On this 2018-2019 field trip I did not get to visit the South Pole – it was about 900 km south of where we were staying. However, on the last trip to Antarctica I did when I was helping out an American meteorite research team, I was very lucky and did get to visit the South Pole for a few days, which was really cool. At the South Pole there are actually two poles there which is odd – one is the real South Pole geographic location site and the other one is the ceremonial one they have surrounding by flags for good photo opportunities. I made sure that I walked around both of them for good measure to say I have been there. Incidentally, in November later this year people will celebrate the 50th anniversary of when women visited the South Pole for the first time (you can read more about this here).
6) What was the temperature during the day/night?
Most of the time in the daytime it was between about -5 degrees centigrade and -10 degrees centigrade, but a few times it got as chilly as -20 C. What made it worse was when the wind blew, and it felt a lot colder with ‘wind chill’ than the thermometer told us. At night when we were there it never really got dark, but it did get a few degrees colder as the light levels dropped.
You have to make sure that you are wearing enough layers in these temperatures to work for a long period of time – when I went out I had five pairs of trousers on (thermals, thick thermals, a fleece layer, thin down trousers, and thick salopettes), on my feet were very thick boots that had a protective plastic sole and a removable insulated liner, and on top I wore a vest, a thermal layer, a thick thermal layer, a thin down jacket, an insulated layer, a thick jumper and a big protective out layer), and I wore a face mask to protect my face from the wind and cold! I looked a bit like the Michelin man, but it kept me warm.

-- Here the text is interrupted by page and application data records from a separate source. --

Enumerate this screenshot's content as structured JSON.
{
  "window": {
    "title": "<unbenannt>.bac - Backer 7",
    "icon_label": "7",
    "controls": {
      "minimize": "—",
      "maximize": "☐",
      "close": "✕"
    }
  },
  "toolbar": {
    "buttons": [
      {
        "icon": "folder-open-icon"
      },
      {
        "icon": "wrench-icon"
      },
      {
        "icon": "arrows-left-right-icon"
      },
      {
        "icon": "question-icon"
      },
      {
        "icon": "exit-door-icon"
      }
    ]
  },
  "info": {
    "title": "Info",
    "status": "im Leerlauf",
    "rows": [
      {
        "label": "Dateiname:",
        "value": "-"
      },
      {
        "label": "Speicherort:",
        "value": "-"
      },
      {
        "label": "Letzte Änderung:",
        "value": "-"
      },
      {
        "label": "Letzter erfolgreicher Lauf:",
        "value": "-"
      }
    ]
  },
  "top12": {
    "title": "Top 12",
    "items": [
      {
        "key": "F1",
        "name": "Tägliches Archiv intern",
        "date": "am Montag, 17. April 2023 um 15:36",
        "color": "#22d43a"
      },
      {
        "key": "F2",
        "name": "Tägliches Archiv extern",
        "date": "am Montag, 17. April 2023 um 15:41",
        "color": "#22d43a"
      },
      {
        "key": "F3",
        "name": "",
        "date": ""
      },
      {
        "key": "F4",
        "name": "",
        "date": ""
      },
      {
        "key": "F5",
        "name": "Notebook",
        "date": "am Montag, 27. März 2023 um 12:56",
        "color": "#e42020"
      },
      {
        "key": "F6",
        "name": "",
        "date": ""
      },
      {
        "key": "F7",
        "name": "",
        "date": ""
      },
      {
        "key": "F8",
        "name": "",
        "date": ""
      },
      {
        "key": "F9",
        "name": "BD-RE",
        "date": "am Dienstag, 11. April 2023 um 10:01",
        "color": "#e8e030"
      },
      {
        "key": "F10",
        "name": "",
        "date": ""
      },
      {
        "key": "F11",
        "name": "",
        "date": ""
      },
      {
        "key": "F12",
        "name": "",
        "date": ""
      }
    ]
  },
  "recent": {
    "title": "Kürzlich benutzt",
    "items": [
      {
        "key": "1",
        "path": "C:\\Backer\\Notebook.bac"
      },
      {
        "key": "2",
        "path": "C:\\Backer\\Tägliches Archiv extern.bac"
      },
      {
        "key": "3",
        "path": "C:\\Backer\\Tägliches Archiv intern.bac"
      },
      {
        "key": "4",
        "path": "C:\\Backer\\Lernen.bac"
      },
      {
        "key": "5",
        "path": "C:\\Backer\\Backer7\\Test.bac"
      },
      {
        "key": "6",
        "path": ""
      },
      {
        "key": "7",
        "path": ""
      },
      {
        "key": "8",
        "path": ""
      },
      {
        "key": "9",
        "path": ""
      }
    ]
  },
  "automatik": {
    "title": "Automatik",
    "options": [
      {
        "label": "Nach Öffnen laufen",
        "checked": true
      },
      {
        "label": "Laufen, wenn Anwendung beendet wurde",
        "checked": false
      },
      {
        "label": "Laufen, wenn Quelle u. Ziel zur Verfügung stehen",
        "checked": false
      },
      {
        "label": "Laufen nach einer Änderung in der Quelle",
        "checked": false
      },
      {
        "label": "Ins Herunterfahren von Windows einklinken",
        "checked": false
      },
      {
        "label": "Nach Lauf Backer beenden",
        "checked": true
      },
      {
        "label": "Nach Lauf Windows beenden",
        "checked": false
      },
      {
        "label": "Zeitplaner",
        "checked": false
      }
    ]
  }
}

7) How close did you get to the penguins?
I got about 5 to 20 m away from the penguins. You cant get too close as you don’t want to disturb the penguins and we want them to stay relaxed in their home environment. Once I saw three penguins going for a walk along the plane runway which was pretty funny, although they loved across pretty quickly as I think they are used to aircraft traffic coming through!
8) Do you know what breed of penguins they were?
The penguins I saw were called Adele penguins – they are very cute at about 60 cm in height and are one of seven types that occur in Antarctica. I normally saw them in pairs, or in a group of three sitting alongside the coastline. Every time I saw one I still got excited – it doesn’t really ever get boring to spot one 🙂